While the effects of plastic litter on marine life seems obvious, it is important to understand the deeper effects of such seemingly far removed things to human health. If left to circulate, plastic waste will impair our ecosystems, health and economies. Those in Chennai who take part in Turtle activities often caution the general public about the dangerous effects of beach litter on the lives of young turtle mothers that come to lay eggs on our shores. Due to its size and color, animals confuse the plastic for food, and often eat them. Surface feeding sea turtles are the ones at greatest risk. They also get entangled in the plastic nets which physically traps the creatures and sometimes even kills them.
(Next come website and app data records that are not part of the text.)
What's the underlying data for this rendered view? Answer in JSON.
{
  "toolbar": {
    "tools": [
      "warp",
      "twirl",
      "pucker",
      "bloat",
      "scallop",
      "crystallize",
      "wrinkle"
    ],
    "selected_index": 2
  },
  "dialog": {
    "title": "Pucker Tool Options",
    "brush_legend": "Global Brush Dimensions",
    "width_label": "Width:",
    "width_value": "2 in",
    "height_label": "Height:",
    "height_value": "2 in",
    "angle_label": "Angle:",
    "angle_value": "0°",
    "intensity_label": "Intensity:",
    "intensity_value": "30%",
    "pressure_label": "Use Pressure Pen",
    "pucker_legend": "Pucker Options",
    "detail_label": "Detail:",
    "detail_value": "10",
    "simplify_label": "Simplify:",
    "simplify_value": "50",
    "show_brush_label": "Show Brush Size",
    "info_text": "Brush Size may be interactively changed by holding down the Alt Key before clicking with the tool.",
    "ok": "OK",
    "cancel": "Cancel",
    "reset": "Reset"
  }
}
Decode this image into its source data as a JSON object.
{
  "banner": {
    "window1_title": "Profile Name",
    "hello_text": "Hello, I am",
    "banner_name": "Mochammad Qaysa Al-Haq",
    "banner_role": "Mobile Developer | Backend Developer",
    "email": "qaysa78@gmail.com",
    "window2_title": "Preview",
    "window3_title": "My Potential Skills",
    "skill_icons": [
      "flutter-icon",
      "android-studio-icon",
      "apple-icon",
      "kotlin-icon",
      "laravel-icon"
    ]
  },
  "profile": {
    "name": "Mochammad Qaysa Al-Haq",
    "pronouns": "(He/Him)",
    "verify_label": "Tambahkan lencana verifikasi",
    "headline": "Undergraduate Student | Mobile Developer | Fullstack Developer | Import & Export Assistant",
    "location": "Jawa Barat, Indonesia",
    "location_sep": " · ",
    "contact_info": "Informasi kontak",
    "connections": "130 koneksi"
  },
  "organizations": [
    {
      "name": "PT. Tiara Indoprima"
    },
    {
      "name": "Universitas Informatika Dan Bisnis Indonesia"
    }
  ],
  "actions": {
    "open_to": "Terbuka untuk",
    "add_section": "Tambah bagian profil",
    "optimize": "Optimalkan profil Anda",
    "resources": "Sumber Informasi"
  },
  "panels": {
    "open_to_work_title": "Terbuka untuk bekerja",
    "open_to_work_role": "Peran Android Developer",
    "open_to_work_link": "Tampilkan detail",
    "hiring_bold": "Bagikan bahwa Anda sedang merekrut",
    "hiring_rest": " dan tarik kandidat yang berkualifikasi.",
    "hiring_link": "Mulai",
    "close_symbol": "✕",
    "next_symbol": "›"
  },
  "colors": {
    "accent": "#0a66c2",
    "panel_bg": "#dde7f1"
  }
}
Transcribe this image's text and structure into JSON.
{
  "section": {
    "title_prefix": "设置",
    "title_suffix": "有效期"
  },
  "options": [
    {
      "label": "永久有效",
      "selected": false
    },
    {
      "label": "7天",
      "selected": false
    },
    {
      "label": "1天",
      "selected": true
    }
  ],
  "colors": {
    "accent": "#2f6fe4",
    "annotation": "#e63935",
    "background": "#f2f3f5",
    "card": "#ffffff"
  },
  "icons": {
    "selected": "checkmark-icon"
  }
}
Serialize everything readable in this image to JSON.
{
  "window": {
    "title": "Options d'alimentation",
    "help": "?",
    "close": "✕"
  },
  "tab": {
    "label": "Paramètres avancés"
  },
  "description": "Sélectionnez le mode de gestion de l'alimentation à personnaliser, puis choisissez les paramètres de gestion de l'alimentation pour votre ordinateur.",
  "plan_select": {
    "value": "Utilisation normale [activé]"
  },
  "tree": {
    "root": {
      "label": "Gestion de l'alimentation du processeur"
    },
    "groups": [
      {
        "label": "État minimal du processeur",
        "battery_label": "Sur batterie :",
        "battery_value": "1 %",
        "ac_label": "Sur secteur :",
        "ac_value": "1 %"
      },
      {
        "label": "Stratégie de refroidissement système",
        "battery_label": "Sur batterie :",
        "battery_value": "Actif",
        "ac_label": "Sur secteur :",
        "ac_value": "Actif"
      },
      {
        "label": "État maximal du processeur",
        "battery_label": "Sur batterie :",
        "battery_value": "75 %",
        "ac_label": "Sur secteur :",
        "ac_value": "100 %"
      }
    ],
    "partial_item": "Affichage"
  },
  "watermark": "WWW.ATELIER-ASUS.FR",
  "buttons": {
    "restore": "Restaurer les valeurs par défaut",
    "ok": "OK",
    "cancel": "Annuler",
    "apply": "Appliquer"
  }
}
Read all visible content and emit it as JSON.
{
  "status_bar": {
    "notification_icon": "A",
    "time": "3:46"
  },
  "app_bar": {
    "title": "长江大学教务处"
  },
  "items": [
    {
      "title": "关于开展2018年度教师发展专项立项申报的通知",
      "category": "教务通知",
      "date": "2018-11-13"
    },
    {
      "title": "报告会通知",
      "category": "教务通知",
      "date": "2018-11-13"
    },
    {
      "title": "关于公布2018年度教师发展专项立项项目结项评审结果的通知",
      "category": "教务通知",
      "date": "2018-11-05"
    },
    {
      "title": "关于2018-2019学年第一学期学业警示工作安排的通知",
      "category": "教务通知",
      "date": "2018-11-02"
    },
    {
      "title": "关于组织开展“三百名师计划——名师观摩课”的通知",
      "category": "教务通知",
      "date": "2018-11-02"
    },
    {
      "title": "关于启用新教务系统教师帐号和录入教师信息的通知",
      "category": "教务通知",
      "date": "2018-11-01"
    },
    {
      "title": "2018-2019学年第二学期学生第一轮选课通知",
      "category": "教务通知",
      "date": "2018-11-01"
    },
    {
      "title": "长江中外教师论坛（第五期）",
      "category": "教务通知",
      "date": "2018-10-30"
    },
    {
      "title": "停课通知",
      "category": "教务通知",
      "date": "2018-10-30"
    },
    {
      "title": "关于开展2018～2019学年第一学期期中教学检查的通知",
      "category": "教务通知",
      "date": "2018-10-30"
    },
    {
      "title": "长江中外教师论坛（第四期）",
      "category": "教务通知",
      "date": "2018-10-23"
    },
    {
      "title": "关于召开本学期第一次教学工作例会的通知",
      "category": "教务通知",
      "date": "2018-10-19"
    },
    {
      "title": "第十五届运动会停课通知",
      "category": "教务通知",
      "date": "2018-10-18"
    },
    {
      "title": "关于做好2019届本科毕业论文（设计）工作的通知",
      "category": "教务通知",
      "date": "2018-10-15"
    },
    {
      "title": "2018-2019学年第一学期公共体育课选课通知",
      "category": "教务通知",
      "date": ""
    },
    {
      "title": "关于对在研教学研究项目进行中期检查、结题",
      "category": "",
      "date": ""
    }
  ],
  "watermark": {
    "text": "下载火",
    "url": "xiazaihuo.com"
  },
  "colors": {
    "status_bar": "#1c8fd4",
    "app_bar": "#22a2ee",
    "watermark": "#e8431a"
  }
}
Scientists from Newcastle University discovered that every single crustacean surveyed at the bottom of the Mariana Trench which is 11 km deep in the Pacific Ocean, had man-made fibres in their stomachs and debris in its body. Once ingested it becomes part of the ‘marine food web.’ Through a process called bioaccumulation, chemicals in plastics enter the body of the animal feeding on the plastic, and as the feeder becomes prey, the chemicals will pass to the predator, making their way up the food chain that includes humans.

This is an example of ‘what is bad for the planet is bad for humans too’! Technologies to recover plastic litter and upcycle them are commercially unproven and costly. Pyrolysis, a process involving catalytic degradation of plastic waste at very high temperature in the absence of oxygen, holds promise. The resulting gases are condensed to recover liquid fuels like kerosene, petrol and diesel. For over a year now, 45-year-old Satish, a long-time resident of Hyderabad, has been involved in turning ‘dead’ plastic, into usable fuel. But why pollute and then clean up? So this year on World Health Day, pledge for the health of you and your family. In the end it will have a great bearing on the planet as well —stay healthy, stay happy!

About the author

Pavitra Sriprakash (@pavisriprakash), the Director and Chief Designer of Shilpa Architects, is an Architectt, Urban Designer, Dancer and Artist. She writes a weekly sustainability column for The New Indian Express titled ECOLOGIC.